In 1948 Richard and Ilse moved to Ann Arbor, Michigan where he and Robert M. Thrall contributed to the program in modern algebra at University of Michigan. With his graduate student K. A. Fowler, Brauer proved the Brauer–Fowler theorem. Donald John Lewis was another of his students at University of Michigan.

In 1952 Brauer joined the faculty of Harvard University. Before retiring in 1971 he taught aspiring mathematicians such as Donald Passman and I. Martin Isaacs.

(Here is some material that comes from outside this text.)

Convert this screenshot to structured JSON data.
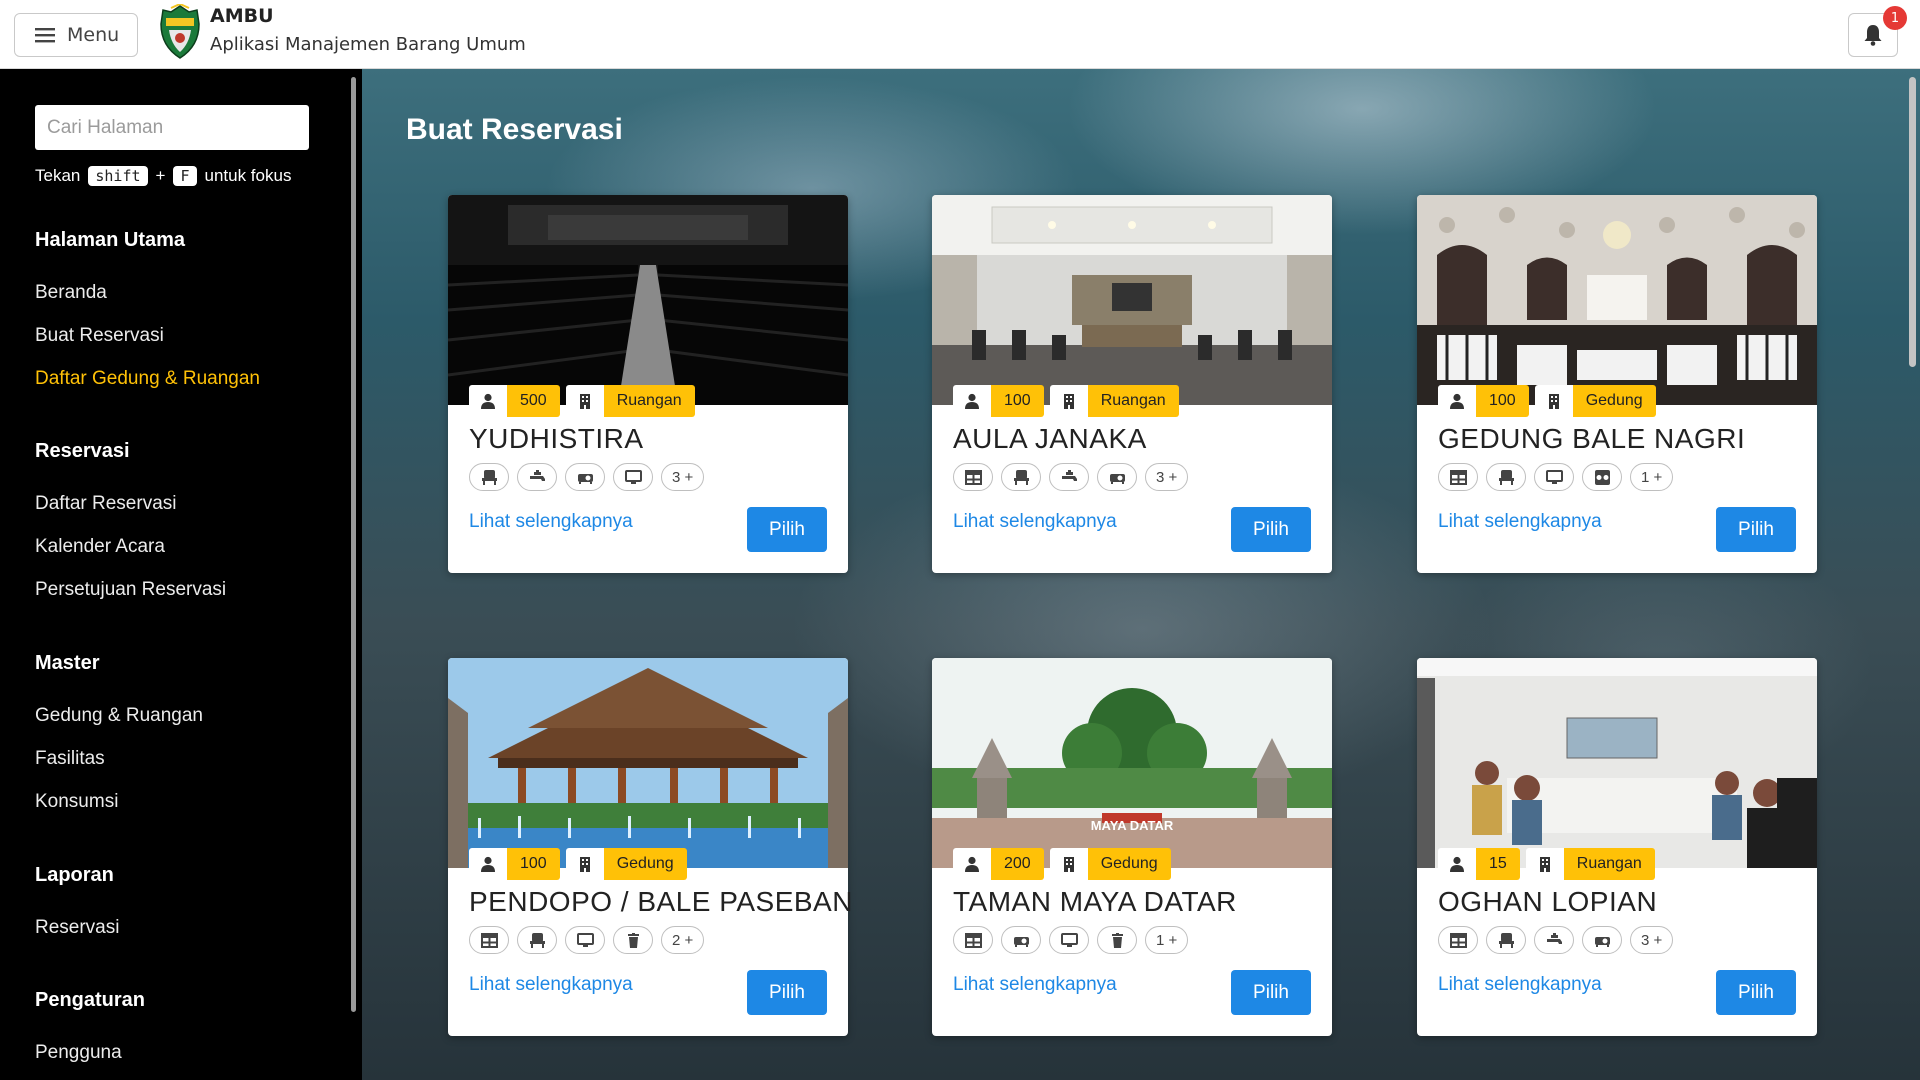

The Brauers frequently traveled to see their friends such as Reinhold Baer, Werner Wolfgang Rogosinski, and Carl Ludwig Siegel.

Several theorems bear his name, including Brauer's induction theorem, which has applications in number theory as well as finite group theory, and its corollary Brauer's characterization of characters, which is central to the theory of group characters.

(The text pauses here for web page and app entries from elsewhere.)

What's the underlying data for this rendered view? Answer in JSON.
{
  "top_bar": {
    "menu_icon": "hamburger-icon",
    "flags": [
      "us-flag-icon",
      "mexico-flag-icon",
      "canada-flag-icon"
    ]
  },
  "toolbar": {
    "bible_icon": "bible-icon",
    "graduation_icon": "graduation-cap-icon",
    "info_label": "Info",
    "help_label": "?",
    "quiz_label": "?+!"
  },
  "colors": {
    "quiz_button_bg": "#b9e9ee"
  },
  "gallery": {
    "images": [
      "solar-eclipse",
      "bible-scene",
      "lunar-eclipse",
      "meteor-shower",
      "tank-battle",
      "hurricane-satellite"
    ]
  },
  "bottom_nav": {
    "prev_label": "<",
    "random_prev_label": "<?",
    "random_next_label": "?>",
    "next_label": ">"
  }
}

The Brauer–Fowler theorem, published in 1956, later provided significant impetus towards the classification of finite simple groups, for it implied that there could only be finitely many finite simple groups for which the centralizer of an involution (element of order 2) had a specified structure.

Brauer applied modular representation theory to obtain subtle information about group characters, particularly via his three main theorems. These methods were particularly useful in the classification of finite simple groups with low rank Sylow 2-subgroups. The Brauer–Suzuki theorem showed that no finite simple group could have a generalized quaternion Sylow 2-subgroup, and the Alperin–Brauer–Gorenstein theorem classified finite groups with wreathed or quasidihedral Sylow 2-subgroups. The methods developed by Brauer were also instrumental in contributions by others to the classification program: for example, the Gorenstein–Walter theorem, classifying finite groups with a dihedral Sylow 2-subgroup, and Glauberman's Z* theorem. The theory of a block with a cyclic defect group, first worked out by Brauer in the case when the principal block has defect group of order p, and later worked out in full generality by E. C. Dade, also had several applications to group theory, for example to finite groups of matrices over the complex numbers in small dimension. The Brauer tree is a combinatorial object associated to a block with cyclic defect group which encodes much information about the structure of the block.

Eduard Study had written an article on hypercomplex numbers for Klein's encyclopedia in 1898. This article was expanded for the French language edition by Henri Cartan in 1908. By the 1930s there was evident need to update Study’s article, and Richard Brauer was commissioned to write on the topic for the project. As it turned out, when Brauer had his manuscript prepared in Toronto in 1936, though it was accepted for publication, politics and war intervened. Nevertheless, Brauer kept his manuscript through the 1940s, 1950s, and 1960s, and in 1979 it was published[3] by Okayama University in Japan. It also appeared posthumously as paper #22 in the first volume of his Collected Papers. His title was "Algebra der hyperkomplexen Zahlensysteme (Algebren)". Unlike the articles by Study and Cartan, which were exploratory, Brauer’s article reads as a modern abstract algebra text with its universal coverage. Consider his introduction:

In the beginning of the 19th century, the usual complex numbers and their introduction through computations with number-pairs or points in the plane, became a general tool of mathematicians. Naturally the question arose whether or not a similar "hypercomplex" number can be defined using points of n-dimensional space. As it turns out, such extension of the system of real numbers requires the concession of some of the usual axioms (Weierstrass 1863). The selection of rules of computation, which cannot be avoided in hypercomplex numbers, naturally allows some choice. Yet in any cases set out, the resulting number systems allow a unique theory with regard to their structural properties and their classification. Further, one desires that these theories stand in close connection with other areas of mathematics, wherewith the possibility of their applications is given.

While still in Königsberg in 1929, Brauer published an article in Mathematische Zeitschrift "Über Systeme hyperkomplexer Zahlen"[4] which was primarily concerned with integral domains (Nullteilerfrei systeme) and the field theory which he used later in Toronto.